PROBLEM DETAILS ▸ Give back all of the data exactly as written.

DATA LISTING ▸
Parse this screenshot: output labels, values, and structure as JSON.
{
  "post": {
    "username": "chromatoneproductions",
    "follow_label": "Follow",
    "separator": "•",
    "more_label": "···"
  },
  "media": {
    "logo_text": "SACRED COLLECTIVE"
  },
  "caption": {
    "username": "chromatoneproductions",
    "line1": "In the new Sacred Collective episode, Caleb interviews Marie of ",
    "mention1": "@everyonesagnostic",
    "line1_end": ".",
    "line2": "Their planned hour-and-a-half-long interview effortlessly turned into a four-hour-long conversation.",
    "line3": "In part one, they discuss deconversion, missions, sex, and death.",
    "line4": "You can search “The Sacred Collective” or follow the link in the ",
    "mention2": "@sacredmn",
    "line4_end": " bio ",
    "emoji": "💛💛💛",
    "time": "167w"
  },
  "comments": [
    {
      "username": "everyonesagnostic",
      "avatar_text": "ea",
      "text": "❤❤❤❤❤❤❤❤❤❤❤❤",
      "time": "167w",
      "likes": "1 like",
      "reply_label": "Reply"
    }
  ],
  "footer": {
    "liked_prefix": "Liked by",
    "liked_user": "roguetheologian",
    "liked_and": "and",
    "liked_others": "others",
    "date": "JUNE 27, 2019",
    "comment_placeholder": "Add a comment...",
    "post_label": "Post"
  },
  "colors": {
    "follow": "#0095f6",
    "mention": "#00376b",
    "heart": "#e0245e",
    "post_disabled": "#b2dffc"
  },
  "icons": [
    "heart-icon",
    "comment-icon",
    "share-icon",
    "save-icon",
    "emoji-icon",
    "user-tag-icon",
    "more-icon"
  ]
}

FINISHED EXERCISE ▸
Parse this screenshot: output labels, values, and structure as JSON.
{
  "post": {
    "username": "chromatoneproductions",
    "follow_label": "Follow",
    "separator": "•",
    "more_label": "···"
  },
  "media": {
    "logo_text": "SACRED COLLECTIVE"
  },
  "caption": {
    "username": "chromatoneproductions",
    "line1": "In the new Sacred Collective episode, Caleb interviews Marie of ",
    "mention1": "@everyonesagnostic",
    "line1_end": ".",
    "line2": "Their planned hour-and-a-half-long interview effortlessly turned into a four-hour-long conversation.",
    "line3": "In part one, they discuss deconversion, missions, sex, and death.",
    "line4": "You can search “The Sacred Collective” or follow the link in the ",
    "mention2": "@sacredmn",
    "line4_end": " bio ",
    "emoji": "💛💛💛",
    "time": "167w"
  },
  "comments": [
    {
      "username": "everyonesagnostic",
      "avatar_text": "ea",
      "text": "❤❤❤❤❤❤❤❤❤❤❤❤",
      "time": "167w",
      "likes": "1 like",
      "reply_label": "Reply"
    }
  ],
  "footer": {
    "liked_prefix": "Liked by",
    "liked_user": "roguetheologian",
    "liked_and": "and",
    "liked_others": "others",
    "date": "JUNE 27, 2019",
    "comment_placeholder": "Add a comment...",
    "post_label": "Post"
  },
  "colors": {
    "follow": "#0095f6",
    "mention": "#00376b",
    "heart": "#e0245e",
    "post_disabled": "#b2dffc"
  },
  "icons": [
    "heart-icon",
    "comment-icon",
    "share-icon",
    "save-icon",
    "emoji-icon",
    "user-tag-icon",
    "more-icon"
  ]
}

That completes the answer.